Owen goes into great detail about, and has much praise for, my weekly covers for Time Out magazine. The text centres on the importance of the narrative covers, produced on a weekly basis, but to illustrate this, only one of the covers is shown. Owen has even elevated me to the level of those who were, until I read this, just distant heroes from the previous generation: ‘we rarely see today anything to compare with the art of Rand, Wolf, Lois, Marchbank…’ Rand? Wolf? But Lois, too? George Lois, coming from New York advertising, brought a completely new approach to magazine cover design on Esquire in the late 1960s and early 1970s. His work sparked off a challenge in me (as it had done earlier with David Driver on Radio Times) to make even the most apparently boring subject exciting. Though described at length in the text, not a single cover by Lois is illustrated and this is the fate suffered by much message-first, as opposed to style-first, work in the book.

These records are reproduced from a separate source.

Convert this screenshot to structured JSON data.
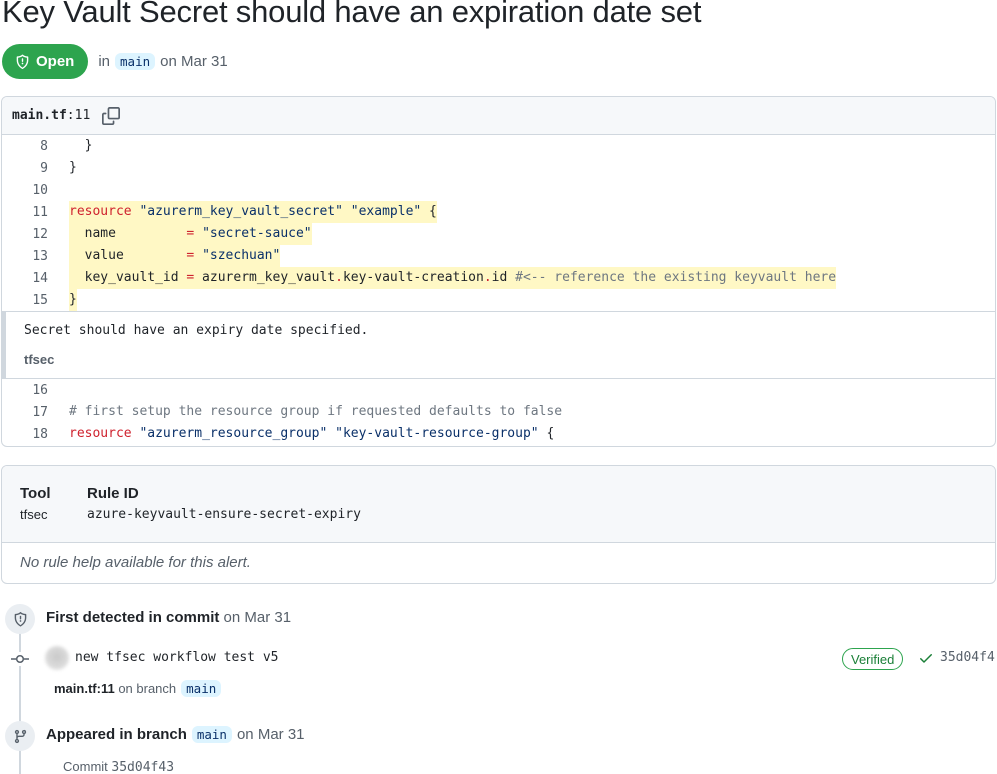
{
  "alert": {
    "title": "Key Vault Secret should have an expiration date set",
    "status": "Open",
    "in_label": "in",
    "branch": "main",
    "date_text": "on Mar 31"
  },
  "code_view": {
    "file": "main.tf",
    "line_ref": ":11",
    "lines_before": [
      {
        "num": "8",
        "text": "  }"
      },
      {
        "num": "9",
        "text": "}"
      },
      {
        "num": "10",
        "text": ""
      },
      {
        "num": "11",
        "tokens": [
          [
            "k",
            "resource"
          ],
          [
            "p",
            " "
          ],
          [
            "s",
            "\"azurerm_key_vault_secret\""
          ],
          [
            "p",
            " "
          ],
          [
            "s",
            "\"example\""
          ],
          [
            "p",
            " {"
          ]
        ]
      },
      {
        "num": "12",
        "tokens": [
          [
            "p",
            "  name         "
          ],
          [
            "k",
            "="
          ],
          [
            "p",
            " "
          ],
          [
            "s",
            "\"secret-sauce\""
          ]
        ]
      },
      {
        "num": "13",
        "tokens": [
          [
            "p",
            "  value        "
          ],
          [
            "k",
            "="
          ],
          [
            "p",
            " "
          ],
          [
            "s",
            "\"szechuan\""
          ]
        ]
      },
      {
        "num": "14",
        "tokens": [
          [
            "p",
            "  key_vault_id "
          ],
          [
            "k",
            "="
          ],
          [
            "p",
            " azurerm_key_vault"
          ],
          [
            "k",
            "."
          ],
          [
            "p",
            "key-vault-creation"
          ],
          [
            "k",
            "."
          ],
          [
            "p",
            "id "
          ],
          [
            "c",
            "#<-- reference the existing keyvault here"
          ]
        ]
      },
      {
        "num": "15",
        "tokens": [
          [
            "p",
            "}"
          ]
        ]
      }
    ],
    "alert_message": "Secret should have an expiry date specified.",
    "alert_tool": "tfsec",
    "lines_after": [
      {
        "num": "16",
        "tokens": []
      },
      {
        "num": "17",
        "tokens": [
          [
            "c",
            "# first setup the resource group if requested defaults to false"
          ]
        ]
      },
      {
        "num": "18",
        "tokens": [
          [
            "k",
            "resource"
          ],
          [
            "p",
            " "
          ],
          [
            "s",
            "\"azurerm_resource_group\""
          ],
          [
            "p",
            " "
          ],
          [
            "s",
            "\"key-vault-resource-group\""
          ],
          [
            "p",
            " {"
          ]
        ]
      }
    ]
  },
  "info": {
    "tool_label": "Tool",
    "tool_value": "tfsec",
    "rule_label": "Rule ID",
    "rule_value": "azure-keyvault-ensure-secret-expiry",
    "help_text": "No rule help available for this alert."
  },
  "timeline": {
    "detected_label": "First detected in commit",
    "detected_date": "on Mar 31",
    "commit_message": "new tfsec workflow test v5",
    "verified_label": "Verified",
    "commit_sha": "35d04f4",
    "commit_file": "main.tf:11",
    "on_branch_label": "on branch",
    "branch": "main",
    "appeared_label": "Appeared in branch",
    "appeared_branch": "main",
    "appeared_date": "on Mar 31",
    "commit_ref_label": "Commit",
    "commit_ref_sha": "35d04f43"
  },
  "colors": {
    "open_green": "#2da44e",
    "highlight_yellow": "#fff8c5",
    "keyword_red": "#cf222e",
    "string_blue": "#0a3069"
  },
  "icons": [
    "shield-icon",
    "copy-icon",
    "git-commit-icon",
    "check-icon",
    "git-branch-icon"
  ]
}
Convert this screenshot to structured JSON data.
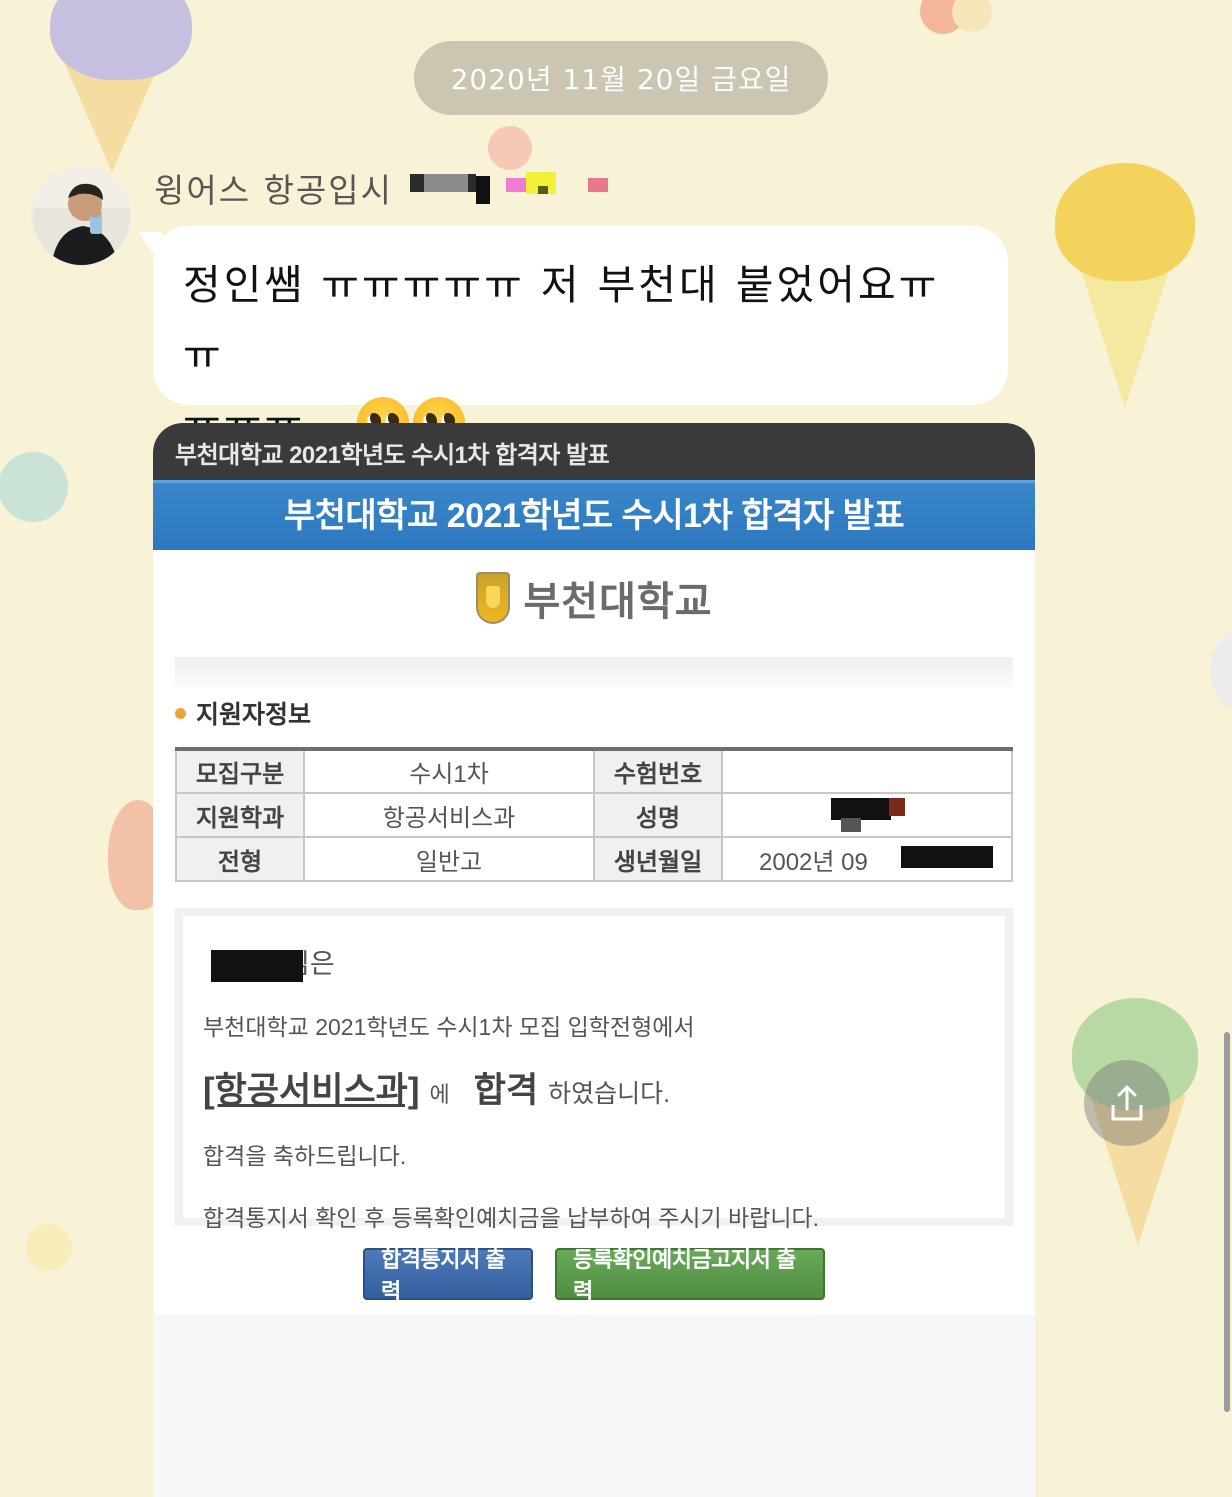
{
  "chat": {
    "date_separator": "2020년 11월 20일 금요일",
    "sender": {
      "name": "윙어스 항공입시",
      "avatar_icon": "profile-photo"
    },
    "message": {
      "line1": "정인쌤 ㅠㅠㅠㅠㅠ 저 부천대 붙었어요ㅠㅠ",
      "line2": "ㅠㅠㅠ...",
      "emoji_count": 2,
      "emoji_name": "pleading-face"
    }
  },
  "attachment": {
    "browser_title": "부천대학교 2021학년도 수시1차 합격자 발표",
    "banner_title": "부천대학교 2021학년도 수시1차 합격자 발표",
    "university_name": "부천대학교",
    "section_title": "지원자정보",
    "table": {
      "rows": [
        {
          "label1": "모집구분",
          "value1": "수시1차",
          "label2": "수험번호",
          "value2": ""
        },
        {
          "label1": "지원학과",
          "value1": "항공서비스과",
          "label2": "성명",
          "value2": ""
        },
        {
          "label1": "전형",
          "value1": "일반고",
          "label2": "생년월일",
          "value2": "2002년 09"
        }
      ]
    },
    "result": {
      "name_suffix": "님은",
      "line1": "부천대학교 2021학년도 수시1차 모집 입학전형에서",
      "dept": "[항공서비스과]",
      "dept_particle": "에",
      "pass_word": "합격",
      "pass_suffix": "하였습니다.",
      "congrats": "합격을 축하드립니다.",
      "instruction": "합격통지서 확인 후 등록확인예치금을 납부하여 주시기 바랍니다."
    },
    "buttons": {
      "print_notice": "합격통지서 출력",
      "print_deposit": "등록확인예치금고지서 출력"
    },
    "colors": {
      "banner": "#2d78bf",
      "btn_blue": "#345f9e",
      "btn_green": "#4f8d3f"
    }
  },
  "ui": {
    "share_icon": "share-icon"
  }
}
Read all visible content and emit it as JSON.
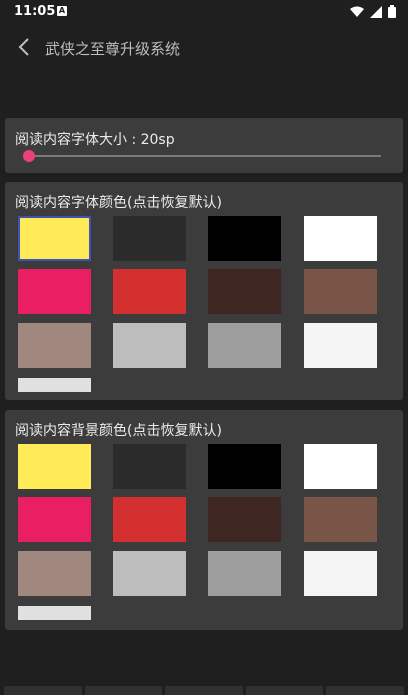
{
  "status_bar": {
    "time": "11:05",
    "badge": "A",
    "icons": [
      "wifi-icon",
      "signal-icon",
      "battery-icon"
    ]
  },
  "toolbar": {
    "title": "武侠之至尊升级系统",
    "back_icon": "chevron-left-icon"
  },
  "font_size_card": {
    "label": "阅读内容字体大小 : 20sp",
    "slider_value_fraction": 0.0,
    "accent": "#ec407a"
  },
  "font_color_card": {
    "title": "阅读内容字体颜色(点击恢复默认)",
    "selected_index": 0,
    "colors": [
      "#ffeb58",
      "#2b2b2b",
      "#000000",
      "#ffffff",
      "#e91e63",
      "#d32f2f",
      "#3e2723",
      "#795548",
      "#a1887f",
      "#bdbdbd",
      "#9e9e9e",
      "#f5f5f5",
      "#e0e0e0"
    ]
  },
  "bg_color_card": {
    "title": "阅读内容背景颜色(点击恢复默认)",
    "selected_index": -1,
    "colors": [
      "#ffeb58",
      "#2b2b2b",
      "#000000",
      "#ffffff",
      "#e91e63",
      "#d32f2f",
      "#3e2723",
      "#795548",
      "#a1887f",
      "#bdbdbd",
      "#9e9e9e",
      "#f5f5f5",
      "#e0e0e0"
    ]
  }
}
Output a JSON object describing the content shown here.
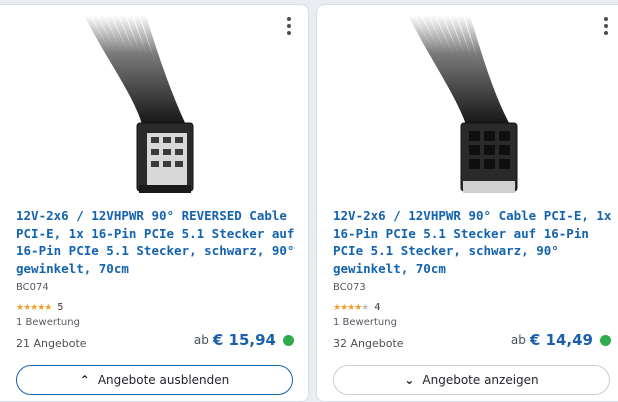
{
  "products": [
    {
      "title": "12V-2x6 / 12VHPWR 90° REVERSED Cable PCI-E, 1x 16-Pin PCIe 5.1 Stecker auf 16-Pin PCIe 5.1 Stecker, schwarz, 90° gewinkelt, 70cm",
      "sku": "BC074",
      "rating_stars": 5,
      "rating_count": "5",
      "reviews_label": "1 Bewertung",
      "offers_label": "21 Angebote",
      "price_prefix": "ab",
      "price": "€ 15,94",
      "availability_color": "#2eab4b",
      "button_label": "Angebote ausblenden",
      "button_icon": "chevron-up-icon"
    },
    {
      "title": "12V-2x6 / 12VHPWR 90° Cable PCI-E, 1x 16-Pin PCIe 5.1 Stecker auf 16-Pin PCIe 5.1 Stecker, schwarz, 90° gewinkelt, 70cm",
      "sku": "BC073",
      "rating_stars": 4,
      "rating_count": "4",
      "reviews_label": "1 Bewertung",
      "offers_label": "32 Angebote",
      "price_prefix": "ab",
      "price": "€ 14,49",
      "availability_color": "#2eab4b",
      "button_label": "Angebote anzeigen",
      "button_icon": "chevron-down-icon"
    }
  ],
  "glyphs": {
    "chevron_up": "⌃",
    "chevron_down": "⌄",
    "star": "★"
  }
}
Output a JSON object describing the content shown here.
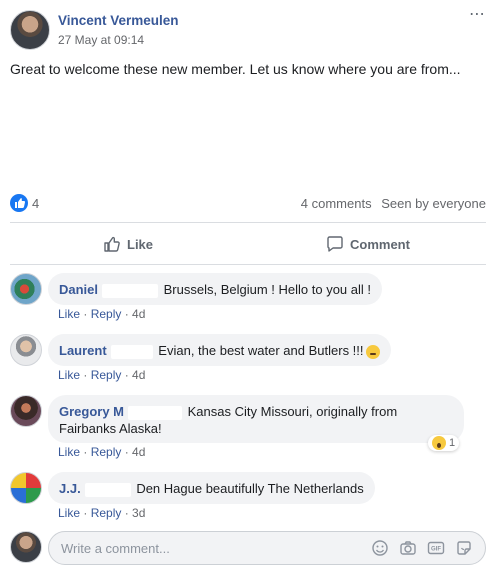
{
  "post": {
    "author": "Vincent Vermeulen",
    "timestamp": "27 May at 09:14",
    "more_icon": "⋯",
    "text": "Great to welcome these new member. Let us know where you are from..."
  },
  "stats": {
    "like_count": "4",
    "comments": "4 comments",
    "seen": "Seen by everyone"
  },
  "actions": {
    "like_label": "Like",
    "comment_label": "Comment"
  },
  "comments": [
    {
      "name": "Daniel",
      "text": "Brussels, Belgium ! Hello to you all !",
      "like": "Like",
      "reply": "Reply",
      "age": "4d"
    },
    {
      "name": "Laurent",
      "text": "Evian, the best water and Butlers !!!",
      "like": "Like",
      "reply": "Reply",
      "age": "4d"
    },
    {
      "name": "Gregory M",
      "text": "Kansas City Missouri, originally from Fairbanks Alaska!",
      "like": "Like",
      "reply": "Reply",
      "age": "4d",
      "reaction_count": "1"
    },
    {
      "name": "J.J.",
      "text": "Den Hague beautifully The Netherlands",
      "like": "Like",
      "reply": "Reply",
      "age": "3d"
    }
  ],
  "composer": {
    "placeholder": "Write a comment..."
  },
  "colors": {
    "link": "#385898",
    "like_blue": "#1877f2",
    "bubble": "#f2f3f5"
  }
}
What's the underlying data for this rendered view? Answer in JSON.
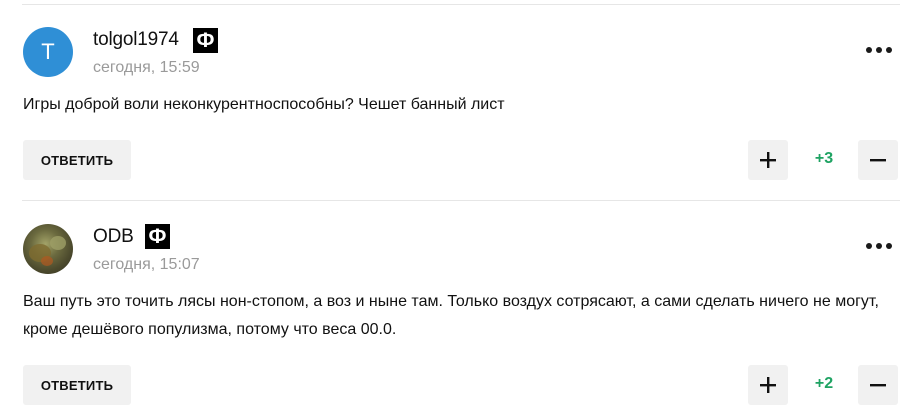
{
  "comments": [
    {
      "avatar_letter": "T",
      "username": "tolgol1974",
      "badge": "Ф",
      "time": "сегодня, 15:59",
      "text": "Игры доброй воли неконкурентноспособны? Чешет банный лист",
      "reply_label": "ОТВЕТИТЬ",
      "score": "+3"
    },
    {
      "avatar_letter": "",
      "username": "ODB",
      "badge": "Ф",
      "time": "сегодня, 15:07",
      "text": "Ваш путь это точить лясы нон-стопом, а воз и ныне там. Только воздух сотрясают, а сами сделать ничего не могут, кроме дешёвого популизма, потому что веса 00.0.",
      "reply_label": "ОТВЕТИТЬ",
      "score": "+2"
    }
  ],
  "icons": {
    "more": "more-dots-icon",
    "plus": "plus-icon",
    "minus": "minus-icon"
  },
  "colors": {
    "score_positive": "#1fa363",
    "avatar_letter_bg": "#2f8fd6",
    "button_bg": "#f1f1f1"
  }
}
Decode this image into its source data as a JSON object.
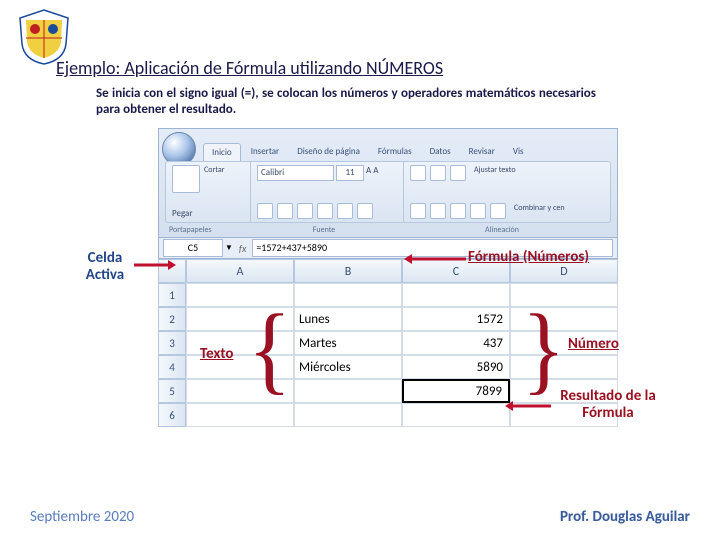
{
  "title": "Ejemplo: Aplicación de Fórmula utilizando NÚMEROS",
  "description": "Se inicia con el signo igual (=), se colocan los números y operadores matemáticos necesarios para obtener el resultado.",
  "callouts": {
    "celda_activa": "Celda Activa",
    "formula_numeros": "Fórmula (Números)",
    "texto": "Texto",
    "numero": "Número",
    "resultado": "Resultado de la Fórmula"
  },
  "ribbon": {
    "tabs": [
      "Inicio",
      "Insertar",
      "Diseño de página",
      "Fórmulas",
      "Datos",
      "Revisar",
      "Vis"
    ],
    "groups": [
      "Portapapeles",
      "Fuente",
      "Alineación"
    ],
    "paste": "Pegar",
    "cortar": "Cortar",
    "ajustar": "Ajustar texto",
    "combinar": "Combinar y cen",
    "font_name": "Calibri",
    "font_size": "11"
  },
  "formula_bar": {
    "namebox": "C5",
    "fx": "fx",
    "formula": "=1572+437+5890"
  },
  "columns": [
    "A",
    "B",
    "C",
    "D"
  ],
  "rows": [
    "1",
    "2",
    "3",
    "4",
    "5",
    "6"
  ],
  "cells": {
    "B2": "Lunes",
    "B3": "Martes",
    "B4": "Miércoles",
    "C2": "1572",
    "C3": "437",
    "C4": "5890",
    "C5": "7899"
  },
  "footer": {
    "left": "Septiembre 2020",
    "right": "Prof. Douglas Aguilar"
  }
}
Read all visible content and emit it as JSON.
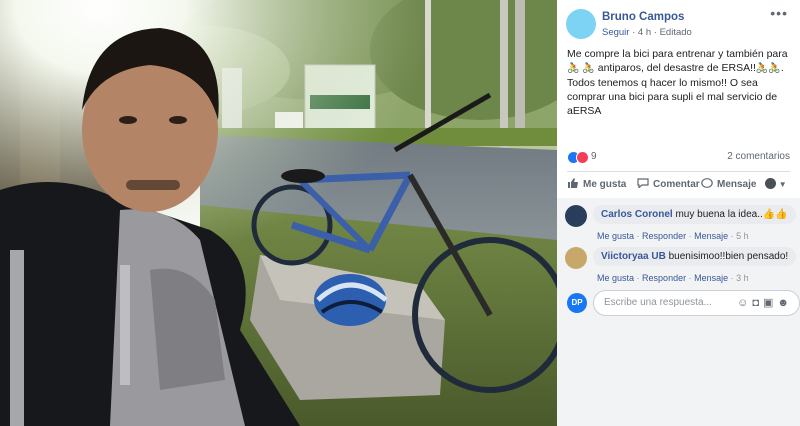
{
  "post": {
    "author": "Bruno Campos",
    "follow_label": "Seguir",
    "time": "4 h",
    "edited_label": "Editado",
    "text_parts": [
      "Me compre la bici para entrenar y también para",
      "antiparos, del desastre de ERSA!!",
      "Todos tenemos q hacer lo mismo!! O sea comprar una bici para supli el mal servicio de aERSA"
    ],
    "bike_emoji": "🚴"
  },
  "reactions": {
    "count": "9",
    "comments_label": "2 comentarios"
  },
  "actions": {
    "like": "Me gusta",
    "comment": "Comentar",
    "message": "Mensaje"
  },
  "comments": [
    {
      "name": "Carlos Coronel",
      "text": "muy buena la idea..👍👍",
      "like": "Me gusta",
      "reply": "Responder",
      "message": "Mensaje",
      "time": "5 h"
    },
    {
      "name": "Viictoryaa UB",
      "text": "buenisimoo!!bien pensado!",
      "like": "Me gusta",
      "reply": "Responder",
      "message": "Mensaje",
      "time": "3 h"
    }
  ],
  "reply_box": {
    "avatar_text": "DP",
    "placeholder": "Escribe una respuesta..."
  },
  "colors": {
    "link": "#385898",
    "like": "#1877f2",
    "love": "#f33e58",
    "panel_bg": "#f2f3f5"
  }
}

Wouldn’t it have been better to show a run of covers, of any magazine, even very small? This would have demonstrated the unique, issue-by-issue effects that are only possible with magazines. Similarly, an entire magazine (or run of spreads) reproduced page-by-page in miniature, as a flat plan, would have shown the dramatic sequential effects which are possible, as Willy Fleckhaus demonstrated in Twen (see Eye no. 3 vol. 1). A magazine is not a collection of clever, one-off designs within isolated pages.
Given that the criteria for inclusion in this book seems to have been weighted on the side of the sexier (in the editorial and typographic sense), the more stylistic and the currently fashionable, this book does, however, form a valuable and essential collection. Reproduced here for the first time are some of the greatest and most vital examples of graphic design this century. Among the real eye-openers are Fortune magazine’s output in the 1940s (see also Eye no. 2 vol. 1) which, when compared to the work of, say, Spy, again poses questions about the validity and extent of the book’s second section. It is not so much a question of being ‘new’ as being right for the job, right for the times.
The book itself is cleverly designed by Esterson Lackersteen in a timeless way that, thankfully does not compete with the wide spectrum of work that is presented – and how good to see text set in Futura. It is very well produced and fairly priced. If you are interested enough in magazine design to have read this review, then you should buy this book. Let us hope that it does not remain the only one of its kind for long.
First published in Eye no. 5 vol. 2, 1991.
Eye is the world’s most beautiful and collectable graphic design journal, published quarterly for professional designers, students and anyone interested in critical, informed writing about graphic design and visual culture. It is available from all good design bookshops and online at the Eye shop, where you can buy subscriptions, back issues and single copies of the latest issue. You can also browse visual samples of recent issues at Eye before You Buy